Case study approach to research
Data collection and analysis
Framework and model development
Quasi-experimental study design
Development of local, national, and international nursing research conferences by Sigma Theta Tau
Initiation of the Agency for Health Care Policy and Research
Formation of the National Institute for Nursing Research
Development of a Nursing Research Council as part of the American Nurses Association
reasoning from all chronically ill patients to a single chronically ill patient
Reasoning from a single diabetic patient to all diabetic patients
Using a standard nursing care plan to care for a specific patient
Using a computerized nursing care plan to care for insulin-dependent diabetic patients.
Are easy to implement.
Require few resources.
are both process oriented.

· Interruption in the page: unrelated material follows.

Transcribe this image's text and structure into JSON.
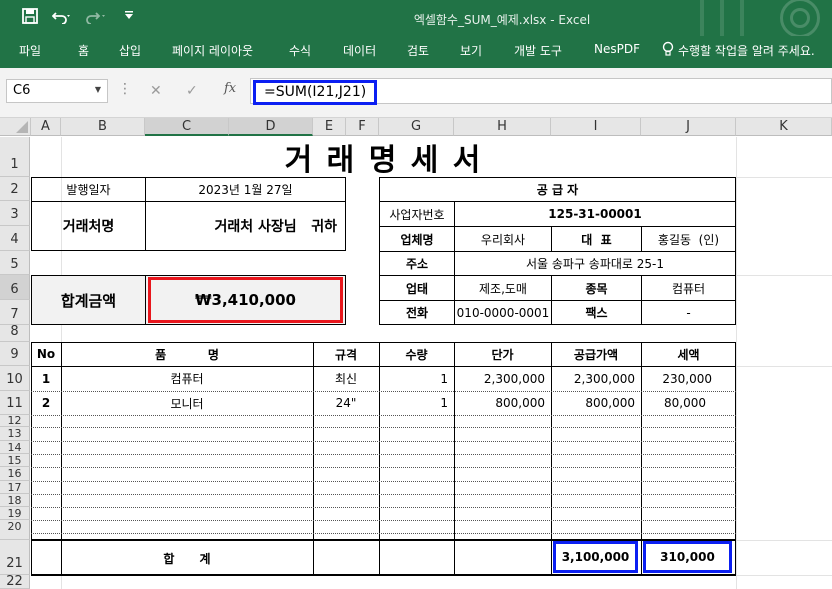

Balance each other by generating different types of nursing knowledge.
Time frame in which the research takes place
Degree of aggressiveness used in acquiring the data
Amount of control and precision exerted by the methodology
Process used to synthesize findings to form conclusions from a study
Highly controlled, field
Partially controlled, laboratory
Highly controlled, laboratory
Identifies new information
Involves abstract, critical thinking
Has a broader focus
Utilizes complex thinking
Subjects will complete every item on the questionnaire.
Subjects are able to identify a personal awareness of QOL.
All liver transplant recipients invited to participate in the study will complete a questionnaire
QOL is an important issue to liver transplant recipients.
Defining the research variables.
identifying the research problem.
Stating the research purpose.
Determining the feasibility of the study.
Nursing code of ethics
builds on previous research.
Challenges existing theory.
Addresses multidisciplinary concerns.
Significance of research problem
Availability of subjects
Predicts the expected results or outcomes of the study
Defines the theoretical framework for the study
Identifies the source of the problem under study
Clarifies the concepts used in the study
Complex, directional hypothesis
Simple, associative hypothesis
Simple, nondirectional hypothesis
Complex, null hypothesis
Complex, directional, causal
Complex, directional, associative
Simple, nondirectional, research
Simple, directional, causal
A stimulus or activity that is varied by the researcher.
The quality, property, or characteristic identified in the problem
A characteristic or element of the human subjects involved in the study
The response or outcome that the researcher wants to understand
Complaints of pain
Pain medication use
Simple, directional, research
Complex, nondirectional, null
Complex, directional, research
Simple, nondirectional, statistical
Proposed methods and design
Description of study sample
The results of a computer search related to the primary topic of interest
A report of a study written by the researcher who did the study
A published summary of the relevant research in a primary care area
A thesaurus that identifies key words to use in a computer search
Prior to study implementation
During study implementation
After study completion
Depends on the type of study
Descriptions of effective clinical outcomes
Anecdotal opinions of expert researchers
Approaches used to investigate similar problems
Clinical impressions of related phenomena
Select the research design.
Delineate the existing knowledge base of an identified problem
interpret previous research findings
develop conceptual and operational definitions of variables
A secondary source.
An academic library.
A research mentor
International Nursing Index
Nursing Studies Index
Cumulative Index to Nursing & Allied Health Literature
Reference management software
previous research findings have been synthesized.
Multidisciplinary literature has been filtered out.
Emphasis is placed on what is not known.
Statistical analyses of the summarized research are conducted.
Blueprint for the study
Specific plan for data collection
Data analysis strategy
researcher's "theory" or idea about the study
Strategies for controlling outcomes
Theories offer precise guidance in all situations.
Theories prove how concepts are related to one another.
Theories represent ultimate truth and are congruent with reality.
Theories are constructed by people and are tentative in nature.
Particular and realistic
Not well-defined and general
Well-defined and precise
Concrete and specific
The framework and hypotheses must be congruent with each other.
The hypotheses are not meant to be testable, but the framework is.
If the hypotheses are stated, the researcher does not need to have a framework.
Hypotheses are inductively identified within the stated framework.
Are always included in the study report.
are usually clearly identified in the report.
Often must be inferred by the reader from the text of the report.
Should be referred to only at the end of the study.
The meanings of terms may differ depending on the study framework.
They tell others how the concept will be measured in the study.
they provide a dictionary definition that can be understood by everyone
They suggest how to precisely measure the variables of interest
Will always be clearly identified
Should only be discussed in the framework section
May be implied
Can be omitted if variables are not yet well defined
Gauze dressing ----------> skin changes
Type of dressing ---------> skin changes
Type of dressing <---------> wound site
Gauze dressing <--------- wound site
Increased perception of pain causes anxiety.
Anxiety causes increased pain perception.
Pain perception and anxiety are positively related to one another
Pain perception and anxiety are inversely related.